Web page and app entries:
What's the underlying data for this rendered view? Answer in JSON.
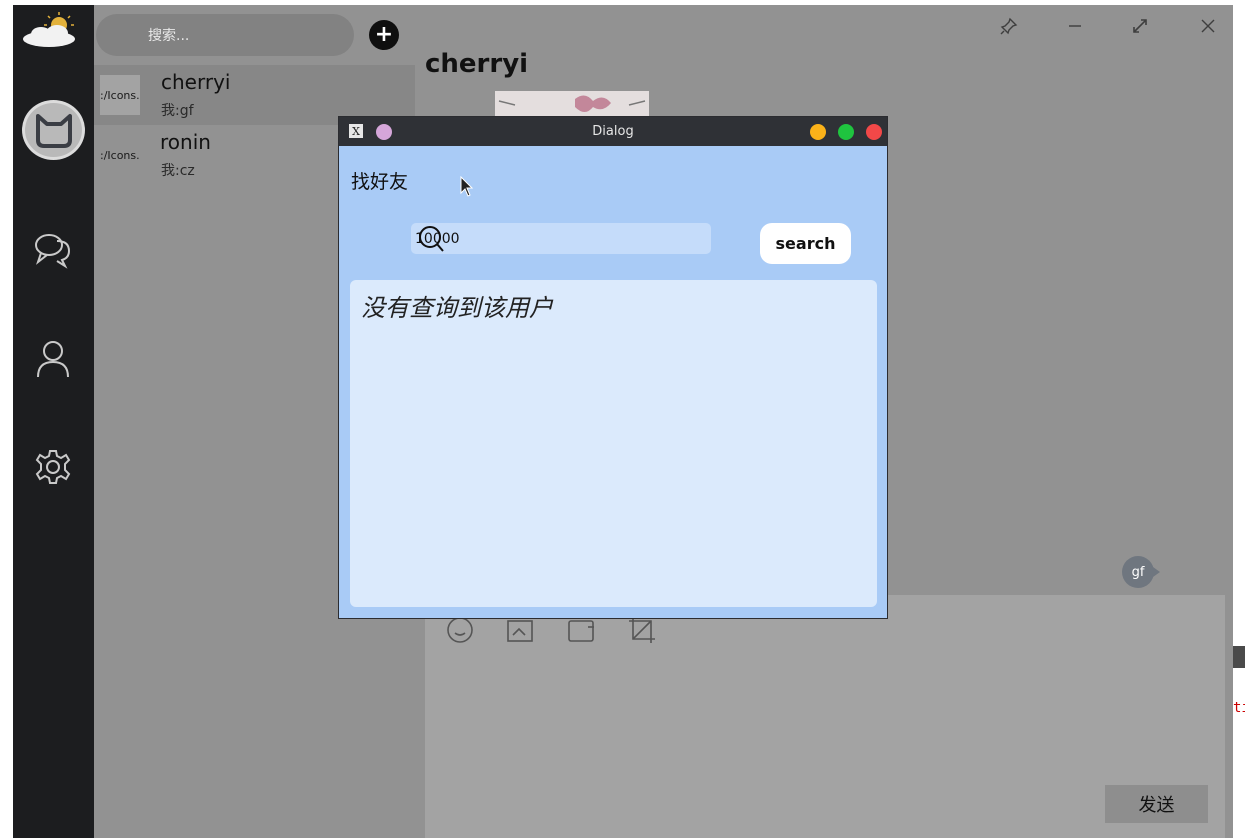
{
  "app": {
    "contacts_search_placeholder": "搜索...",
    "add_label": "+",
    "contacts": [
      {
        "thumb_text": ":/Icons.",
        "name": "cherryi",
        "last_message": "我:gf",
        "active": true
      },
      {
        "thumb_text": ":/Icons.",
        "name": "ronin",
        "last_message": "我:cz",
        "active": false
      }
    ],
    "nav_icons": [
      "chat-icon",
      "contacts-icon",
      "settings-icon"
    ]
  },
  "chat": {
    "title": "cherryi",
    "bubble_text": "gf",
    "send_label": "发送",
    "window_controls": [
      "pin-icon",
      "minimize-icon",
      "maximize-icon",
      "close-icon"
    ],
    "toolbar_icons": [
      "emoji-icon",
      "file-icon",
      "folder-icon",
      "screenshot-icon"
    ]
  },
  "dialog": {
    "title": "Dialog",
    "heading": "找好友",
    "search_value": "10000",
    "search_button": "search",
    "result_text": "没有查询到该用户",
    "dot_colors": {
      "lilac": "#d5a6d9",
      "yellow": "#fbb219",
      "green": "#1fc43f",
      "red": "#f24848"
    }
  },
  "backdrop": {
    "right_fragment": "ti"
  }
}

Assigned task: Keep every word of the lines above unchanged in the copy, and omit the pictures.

Output below:
What's the underlying data for this rendered view? Answer in JSON.
{
  "app": {
    "contacts_search_placeholder": "搜索...",
    "add_label": "+",
    "contacts": [
      {
        "thumb_text": ":/Icons.",
        "name": "cherryi",
        "last_message": "我:gf",
        "active": true
      },
      {
        "thumb_text": ":/Icons.",
        "name": "ronin",
        "last_message": "我:cz",
        "active": false
      }
    ],
    "nav_icons": [
      "chat-icon",
      "contacts-icon",
      "settings-icon"
    ]
  },
  "chat": {
    "title": "cherryi",
    "bubble_text": "gf",
    "send_label": "发送",
    "window_controls": [
      "pin-icon",
      "minimize-icon",
      "maximize-icon",
      "close-icon"
    ],
    "toolbar_icons": [
      "emoji-icon",
      "file-icon",
      "folder-icon",
      "screenshot-icon"
    ]
  },
  "dialog": {
    "title": "Dialog",
    "heading": "找好友",
    "search_value": "10000",
    "search_button": "search",
    "result_text": "没有查询到该用户",
    "dot_colors": {
      "lilac": "#d5a6d9",
      "yellow": "#fbb219",
      "green": "#1fc43f",
      "red": "#f24848"
    }
  },
  "backdrop": {
    "right_fragment": "ti"
  }
}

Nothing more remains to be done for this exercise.